The Anabaptist presence in Central America, Mexico, and the Caribbean grew through outreach from churches in the United States and Canada since 1950. In addition a large number of traditional Old Colony Mennonites migrated from Canada to Mexico in the 1920s to establish colonies. In recent years some members of these groups have returned to Canada and the United States.

Mennonites account for nearly two-thirds (63%) of the North American Anabaptist baptized membership. They are followed by Brethren groups with 22%. The Amish claim 13% and the Hutterites 2%.

All four of the groups have congregations in the United States and all but the Brethren have congregations in Canada. Hutterites and Amish are not found in the Caribbean, Central America, or Mexico.

The research team found some 60 different Mennonite church groups in the United States ranging from horse-and-buggy-driving Mennonites to those that are assimilated into mainstream society and embrace higher education and advanced technology as well as mission and social justice activities.
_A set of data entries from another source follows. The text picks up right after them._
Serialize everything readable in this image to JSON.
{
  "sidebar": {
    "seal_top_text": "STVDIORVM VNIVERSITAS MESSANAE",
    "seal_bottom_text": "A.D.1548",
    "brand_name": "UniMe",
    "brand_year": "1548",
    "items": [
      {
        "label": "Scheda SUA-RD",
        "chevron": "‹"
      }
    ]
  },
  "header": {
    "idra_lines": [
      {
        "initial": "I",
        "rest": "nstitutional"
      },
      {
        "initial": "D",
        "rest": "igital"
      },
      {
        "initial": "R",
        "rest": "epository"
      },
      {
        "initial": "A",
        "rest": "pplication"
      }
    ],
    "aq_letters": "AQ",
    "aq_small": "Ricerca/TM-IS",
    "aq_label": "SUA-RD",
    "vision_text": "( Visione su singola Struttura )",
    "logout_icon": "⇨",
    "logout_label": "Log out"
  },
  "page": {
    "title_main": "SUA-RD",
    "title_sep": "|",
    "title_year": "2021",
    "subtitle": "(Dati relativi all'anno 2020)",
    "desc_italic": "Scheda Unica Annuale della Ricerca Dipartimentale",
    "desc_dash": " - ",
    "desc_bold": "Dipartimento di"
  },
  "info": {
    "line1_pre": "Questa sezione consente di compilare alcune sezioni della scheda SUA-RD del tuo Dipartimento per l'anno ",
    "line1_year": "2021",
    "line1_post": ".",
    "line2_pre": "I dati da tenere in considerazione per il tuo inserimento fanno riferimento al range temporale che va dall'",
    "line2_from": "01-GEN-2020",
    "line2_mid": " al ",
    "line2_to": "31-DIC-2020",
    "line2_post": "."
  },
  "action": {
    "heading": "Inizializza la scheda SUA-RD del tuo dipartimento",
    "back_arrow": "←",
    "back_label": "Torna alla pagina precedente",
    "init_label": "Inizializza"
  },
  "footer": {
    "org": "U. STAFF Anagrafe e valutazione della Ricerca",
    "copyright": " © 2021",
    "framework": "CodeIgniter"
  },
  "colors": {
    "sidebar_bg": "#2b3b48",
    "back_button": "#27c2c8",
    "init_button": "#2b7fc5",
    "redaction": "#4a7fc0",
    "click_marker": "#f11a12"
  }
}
The Hutterites, who practice economic communalism and reject private property, are organized into four different groups with a total of 450 communities, two-thirds of which are in Canada (the remaining third are in the United States).

The Brethren, who originated in Germany in 1708 and have indirect ties to Anabaptism, have 15 different church groups, the bulk of which are located in the United States east of the Mississippi. A few of these groups continue to wear plain clothing, but the majority has assimilated into mainstream culture.

The horse-and-buggy-driving Amish have about 40 subgroups and 1,825 local congregations, mostly located east of the Mississippi.

The study distinguished between tradition-oriented groups, whose members wear plain dress, are cautious about higher education, and espouse a simple, rural lifestyle, and assimilated groups, whose members participate more readily in mainstream society. Plain dress is a key indicator of where a group stands on the tradition-to-assimilation continuum, because it signals the church’s authority over individuals and a visible separation from the larger society.

The researchers found that approximately 256,000 children and adults in the traditional groups speak the Pennsylvania German dialect and use it in their church services.

The results of the study appear in Concise Encyclopedia of Amish, Brethren, Hutterites, and Mennonites, recently released by the Johns Hopkins University Press.